But Eckstein doubles leading off and moves to 3d base on a ground out; Kile pitches around Pujols and Edmonds, walking both to bring Sanders to the plate. Veres, the groundball specialist, now comes in to face Sanders; he doesn't get the hoped-for double-play, but he does induce a weak pop fly that Marrero gloves for the 2d out while all the baserunners hold. That brings up Grudzielanek, who has two hits today and has reached on an error; Veres leaves one up, and Grud'k pounds it high and deep . . . . . and out. The grand slam restores the 2005 lead to 6 and sullies up DK's stat line but good; 3 of the runs are charged to him. It's too bad; he pitched much better than that.
The 2002s are still game; with one out in the 8th they string together three hits and a walk to make the score 10-6 with the heart of the order coming up. Drew whiffs for out number 2, but when Pujols walks to load the bases the tying run comes to the plate ---- in the person of Edmonds.
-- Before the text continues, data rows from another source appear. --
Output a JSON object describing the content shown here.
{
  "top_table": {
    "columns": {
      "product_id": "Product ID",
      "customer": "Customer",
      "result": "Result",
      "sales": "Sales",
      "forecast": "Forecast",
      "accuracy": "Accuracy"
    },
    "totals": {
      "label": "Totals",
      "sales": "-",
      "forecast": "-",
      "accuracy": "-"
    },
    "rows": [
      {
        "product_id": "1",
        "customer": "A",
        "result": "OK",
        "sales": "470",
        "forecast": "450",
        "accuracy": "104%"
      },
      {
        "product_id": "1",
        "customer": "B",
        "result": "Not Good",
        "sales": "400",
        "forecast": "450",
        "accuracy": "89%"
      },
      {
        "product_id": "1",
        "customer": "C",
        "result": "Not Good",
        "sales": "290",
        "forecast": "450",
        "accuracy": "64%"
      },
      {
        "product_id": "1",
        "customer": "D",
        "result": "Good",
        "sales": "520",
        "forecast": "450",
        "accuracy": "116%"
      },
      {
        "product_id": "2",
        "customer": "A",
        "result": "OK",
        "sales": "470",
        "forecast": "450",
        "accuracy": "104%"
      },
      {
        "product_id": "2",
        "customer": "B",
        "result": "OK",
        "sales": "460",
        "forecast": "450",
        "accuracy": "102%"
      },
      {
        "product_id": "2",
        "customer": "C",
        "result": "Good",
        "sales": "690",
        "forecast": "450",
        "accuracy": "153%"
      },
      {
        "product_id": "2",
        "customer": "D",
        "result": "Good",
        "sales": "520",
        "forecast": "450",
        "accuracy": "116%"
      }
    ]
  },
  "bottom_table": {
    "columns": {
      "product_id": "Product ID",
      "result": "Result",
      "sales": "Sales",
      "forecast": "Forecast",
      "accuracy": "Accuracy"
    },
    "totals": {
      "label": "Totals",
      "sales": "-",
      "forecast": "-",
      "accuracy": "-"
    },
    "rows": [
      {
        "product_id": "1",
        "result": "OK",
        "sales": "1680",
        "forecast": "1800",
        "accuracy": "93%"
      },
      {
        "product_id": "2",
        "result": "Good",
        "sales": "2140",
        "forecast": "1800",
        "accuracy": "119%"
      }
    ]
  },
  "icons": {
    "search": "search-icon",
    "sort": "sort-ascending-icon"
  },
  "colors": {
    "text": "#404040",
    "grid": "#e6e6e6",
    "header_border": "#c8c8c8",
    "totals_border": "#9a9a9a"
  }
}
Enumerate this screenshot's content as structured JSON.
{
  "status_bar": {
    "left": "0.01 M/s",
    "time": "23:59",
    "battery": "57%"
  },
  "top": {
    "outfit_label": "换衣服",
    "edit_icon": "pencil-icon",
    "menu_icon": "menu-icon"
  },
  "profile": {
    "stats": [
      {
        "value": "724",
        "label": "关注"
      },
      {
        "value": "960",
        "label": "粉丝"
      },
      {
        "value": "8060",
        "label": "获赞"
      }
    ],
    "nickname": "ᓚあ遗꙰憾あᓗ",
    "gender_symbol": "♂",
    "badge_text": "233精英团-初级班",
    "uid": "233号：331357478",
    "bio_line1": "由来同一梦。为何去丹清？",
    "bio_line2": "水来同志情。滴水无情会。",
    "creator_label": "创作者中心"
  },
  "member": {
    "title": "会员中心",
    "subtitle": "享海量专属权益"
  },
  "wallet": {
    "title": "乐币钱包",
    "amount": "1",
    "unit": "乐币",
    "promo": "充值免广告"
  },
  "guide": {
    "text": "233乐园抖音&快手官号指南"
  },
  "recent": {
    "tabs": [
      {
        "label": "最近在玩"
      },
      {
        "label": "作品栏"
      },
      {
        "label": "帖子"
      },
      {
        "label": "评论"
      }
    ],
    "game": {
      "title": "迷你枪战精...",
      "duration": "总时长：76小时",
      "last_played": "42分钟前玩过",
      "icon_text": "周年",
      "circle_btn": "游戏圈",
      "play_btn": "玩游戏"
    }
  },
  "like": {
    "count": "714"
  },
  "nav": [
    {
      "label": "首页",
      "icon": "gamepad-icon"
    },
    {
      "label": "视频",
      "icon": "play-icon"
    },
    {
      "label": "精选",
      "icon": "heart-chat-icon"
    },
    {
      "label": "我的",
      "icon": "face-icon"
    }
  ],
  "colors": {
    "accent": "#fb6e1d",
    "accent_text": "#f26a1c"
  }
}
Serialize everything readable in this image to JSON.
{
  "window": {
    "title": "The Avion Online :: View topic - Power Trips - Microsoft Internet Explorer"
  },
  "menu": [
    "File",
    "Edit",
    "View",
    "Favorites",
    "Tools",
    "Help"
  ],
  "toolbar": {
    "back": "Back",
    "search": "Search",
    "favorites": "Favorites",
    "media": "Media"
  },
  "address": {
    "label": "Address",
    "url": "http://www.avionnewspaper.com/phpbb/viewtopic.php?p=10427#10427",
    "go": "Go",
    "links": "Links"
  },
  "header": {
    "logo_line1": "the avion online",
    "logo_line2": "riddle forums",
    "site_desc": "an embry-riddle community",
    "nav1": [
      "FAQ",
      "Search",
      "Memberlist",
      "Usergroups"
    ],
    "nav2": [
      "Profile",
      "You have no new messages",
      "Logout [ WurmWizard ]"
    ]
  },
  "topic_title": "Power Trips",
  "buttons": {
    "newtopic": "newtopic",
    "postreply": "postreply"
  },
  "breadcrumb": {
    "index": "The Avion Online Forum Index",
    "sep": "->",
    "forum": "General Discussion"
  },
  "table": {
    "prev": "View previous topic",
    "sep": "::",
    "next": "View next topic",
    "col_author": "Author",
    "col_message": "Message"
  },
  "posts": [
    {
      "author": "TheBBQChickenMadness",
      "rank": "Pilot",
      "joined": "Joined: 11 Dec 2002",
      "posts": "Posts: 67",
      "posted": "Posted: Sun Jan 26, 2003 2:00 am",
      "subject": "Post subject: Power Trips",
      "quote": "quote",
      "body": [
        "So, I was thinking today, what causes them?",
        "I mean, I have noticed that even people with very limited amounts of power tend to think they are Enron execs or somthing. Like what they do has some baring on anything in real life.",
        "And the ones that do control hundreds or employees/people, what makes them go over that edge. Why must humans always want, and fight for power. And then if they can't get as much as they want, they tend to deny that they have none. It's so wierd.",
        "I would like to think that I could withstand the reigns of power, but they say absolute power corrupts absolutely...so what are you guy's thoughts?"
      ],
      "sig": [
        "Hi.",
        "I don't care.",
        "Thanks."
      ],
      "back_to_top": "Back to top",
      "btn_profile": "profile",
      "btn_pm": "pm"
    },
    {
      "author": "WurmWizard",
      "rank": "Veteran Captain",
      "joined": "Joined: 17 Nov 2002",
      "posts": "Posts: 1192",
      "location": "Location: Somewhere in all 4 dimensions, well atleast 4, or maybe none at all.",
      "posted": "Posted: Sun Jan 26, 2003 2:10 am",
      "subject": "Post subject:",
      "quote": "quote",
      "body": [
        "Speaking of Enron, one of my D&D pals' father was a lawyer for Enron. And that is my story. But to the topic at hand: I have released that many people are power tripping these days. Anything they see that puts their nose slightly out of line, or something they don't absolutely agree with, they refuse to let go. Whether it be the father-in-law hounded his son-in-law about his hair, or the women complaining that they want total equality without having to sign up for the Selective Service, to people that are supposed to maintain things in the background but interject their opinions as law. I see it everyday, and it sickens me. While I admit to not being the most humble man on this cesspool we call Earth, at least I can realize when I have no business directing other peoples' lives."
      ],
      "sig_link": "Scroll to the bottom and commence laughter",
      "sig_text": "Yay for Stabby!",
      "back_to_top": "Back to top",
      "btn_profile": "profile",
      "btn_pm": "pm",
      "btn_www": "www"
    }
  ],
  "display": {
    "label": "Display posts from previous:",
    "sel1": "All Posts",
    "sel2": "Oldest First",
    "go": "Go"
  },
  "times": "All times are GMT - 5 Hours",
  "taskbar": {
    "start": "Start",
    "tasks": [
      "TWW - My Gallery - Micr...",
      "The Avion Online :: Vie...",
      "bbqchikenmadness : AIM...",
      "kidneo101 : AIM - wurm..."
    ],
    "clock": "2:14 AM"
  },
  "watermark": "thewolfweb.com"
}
Cal Eldred draws the assignment --- somewhat illogically, as the left-handers Flores and King are both available --- and he gets Edmonds swinging to keep the lead intact. Albert '05 singles home an insurance run in the top of the 9th, the 2002s counter with a meaningless run in the bottom half, and that is the game. The 2005 bats are back in business, and the series is tied 2-2.